== WHAT TO DO ==
Copy out every line below without alteration.

-- Opening Marker --

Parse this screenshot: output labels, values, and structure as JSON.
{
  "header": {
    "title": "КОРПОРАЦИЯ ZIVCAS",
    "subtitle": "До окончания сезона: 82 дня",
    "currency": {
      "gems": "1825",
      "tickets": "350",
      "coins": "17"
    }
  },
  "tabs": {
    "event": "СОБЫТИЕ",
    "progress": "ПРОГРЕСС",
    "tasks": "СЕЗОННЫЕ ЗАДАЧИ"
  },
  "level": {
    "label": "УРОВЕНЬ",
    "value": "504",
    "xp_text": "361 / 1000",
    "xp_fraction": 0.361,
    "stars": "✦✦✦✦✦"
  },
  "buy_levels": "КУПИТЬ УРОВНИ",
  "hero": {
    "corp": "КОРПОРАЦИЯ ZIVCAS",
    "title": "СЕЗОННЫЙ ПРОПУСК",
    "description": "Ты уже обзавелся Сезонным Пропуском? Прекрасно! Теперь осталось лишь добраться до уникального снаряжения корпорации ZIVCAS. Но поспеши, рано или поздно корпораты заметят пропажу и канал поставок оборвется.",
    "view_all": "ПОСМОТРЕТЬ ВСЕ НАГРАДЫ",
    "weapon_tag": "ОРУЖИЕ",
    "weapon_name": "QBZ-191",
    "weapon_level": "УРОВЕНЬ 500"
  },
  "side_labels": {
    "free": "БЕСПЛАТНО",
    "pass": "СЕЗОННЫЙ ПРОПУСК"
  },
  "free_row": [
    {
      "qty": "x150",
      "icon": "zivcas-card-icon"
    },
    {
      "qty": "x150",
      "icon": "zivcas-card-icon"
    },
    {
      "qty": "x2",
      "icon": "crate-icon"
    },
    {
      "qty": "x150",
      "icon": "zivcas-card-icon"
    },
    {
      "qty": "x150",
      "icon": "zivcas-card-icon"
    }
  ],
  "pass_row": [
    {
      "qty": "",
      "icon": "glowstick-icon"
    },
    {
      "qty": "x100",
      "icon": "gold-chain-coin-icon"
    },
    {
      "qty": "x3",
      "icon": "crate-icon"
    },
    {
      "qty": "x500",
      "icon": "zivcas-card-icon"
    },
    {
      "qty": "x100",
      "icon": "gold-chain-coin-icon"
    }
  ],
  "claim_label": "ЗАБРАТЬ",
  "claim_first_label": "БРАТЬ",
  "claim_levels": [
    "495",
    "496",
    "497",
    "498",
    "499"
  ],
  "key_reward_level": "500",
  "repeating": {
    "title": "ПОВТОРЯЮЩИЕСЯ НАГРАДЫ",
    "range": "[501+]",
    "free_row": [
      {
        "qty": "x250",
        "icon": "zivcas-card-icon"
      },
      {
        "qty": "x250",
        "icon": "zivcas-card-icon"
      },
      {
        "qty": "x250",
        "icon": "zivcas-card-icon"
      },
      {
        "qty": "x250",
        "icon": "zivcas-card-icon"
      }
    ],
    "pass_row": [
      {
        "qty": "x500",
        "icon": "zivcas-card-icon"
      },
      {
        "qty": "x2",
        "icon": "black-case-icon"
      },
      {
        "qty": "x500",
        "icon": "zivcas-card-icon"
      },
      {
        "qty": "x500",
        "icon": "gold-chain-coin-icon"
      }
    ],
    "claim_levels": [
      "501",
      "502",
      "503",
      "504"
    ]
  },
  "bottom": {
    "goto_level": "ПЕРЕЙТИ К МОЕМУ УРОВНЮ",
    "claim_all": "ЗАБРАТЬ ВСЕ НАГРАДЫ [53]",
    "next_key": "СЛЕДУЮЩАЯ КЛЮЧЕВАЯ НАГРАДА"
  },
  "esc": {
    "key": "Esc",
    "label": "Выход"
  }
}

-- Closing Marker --

== YOUR SOLUTION ==
Parse this screenshot: output labels, values, and structure as JSON.
{
  "header": {
    "title": "КОРПОРАЦИЯ ZIVCAS",
    "subtitle": "До окончания сезона: 82 дня",
    "currency": {
      "gems": "1825",
      "tickets": "350",
      "coins": "17"
    }
  },
  "tabs": {
    "event": "СОБЫТИЕ",
    "progress": "ПРОГРЕСС",
    "tasks": "СЕЗОННЫЕ ЗАДАЧИ"
  },
  "level": {
    "label": "УРОВЕНЬ",
    "value": "504",
    "xp_text": "361 / 1000",
    "xp_fraction": 0.361,
    "stars": "✦✦✦✦✦"
  },
  "buy_levels": "КУПИТЬ УРОВНИ",
  "hero": {
    "corp": "КОРПОРАЦИЯ ZIVCAS",
    "title": "СЕЗОННЫЙ ПРОПУСК",
    "description": "Ты уже обзавелся Сезонным Пропуском? Прекрасно! Теперь осталось лишь добраться до уникального снаряжения корпорации ZIVCAS. Но поспеши, рано или поздно корпораты заметят пропажу и канал поставок оборвется.",
    "view_all": "ПОСМОТРЕТЬ ВСЕ НАГРАДЫ",
    "weapon_tag": "ОРУЖИЕ",
    "weapon_name": "QBZ-191",
    "weapon_level": "УРОВЕНЬ 500"
  },
  "side_labels": {
    "free": "БЕСПЛАТНО",
    "pass": "СЕЗОННЫЙ ПРОПУСК"
  },
  "free_row": [
    {
      "qty": "x150",
      "icon": "zivcas-card-icon"
    },
    {
      "qty": "x150",
      "icon": "zivcas-card-icon"
    },
    {
      "qty": "x2",
      "icon": "crate-icon"
    },
    {
      "qty": "x150",
      "icon": "zivcas-card-icon"
    },
    {
      "qty": "x150",
      "icon": "zivcas-card-icon"
    }
  ],
  "pass_row": [
    {
      "qty": "",
      "icon": "glowstick-icon"
    },
    {
      "qty": "x100",
      "icon": "gold-chain-coin-icon"
    },
    {
      "qty": "x3",
      "icon": "crate-icon"
    },
    {
      "qty": "x500",
      "icon": "zivcas-card-icon"
    },
    {
      "qty": "x100",
      "icon": "gold-chain-coin-icon"
    }
  ],
  "claim_label": "ЗАБРАТЬ",
  "claim_first_label": "БРАТЬ",
  "claim_levels": [
    "495",
    "496",
    "497",
    "498",
    "499"
  ],
  "key_reward_level": "500",
  "repeating": {
    "title": "ПОВТОРЯЮЩИЕСЯ НАГРАДЫ",
    "range": "[501+]",
    "free_row": [
      {
        "qty": "x250",
        "icon": "zivcas-card-icon"
      },
      {
        "qty": "x250",
        "icon": "zivcas-card-icon"
      },
      {
        "qty": "x250",
        "icon": "zivcas-card-icon"
      },
      {
        "qty": "x250",
        "icon": "zivcas-card-icon"
      }
    ],
    "pass_row": [
      {
        "qty": "x500",
        "icon": "zivcas-card-icon"
      },
      {
        "qty": "x2",
        "icon": "black-case-icon"
      },
      {
        "qty": "x500",
        "icon": "zivcas-card-icon"
      },
      {
        "qty": "x500",
        "icon": "gold-chain-coin-icon"
      }
    ],
    "claim_levels": [
      "501",
      "502",
      "503",
      "504"
    ]
  },
  "bottom": {
    "goto_level": "ПЕРЕЙТИ К МОЕМУ УРОВНЮ",
    "claim_all": "ЗАБРАТЬ ВСЕ НАГРАДЫ [53]",
    "next_key": "СЛЕДУЮЩАЯ КЛЮЧЕВАЯ НАГРАДА"
  },
  "esc": {
    "key": "Esc",
    "label": "Выход"
  }
}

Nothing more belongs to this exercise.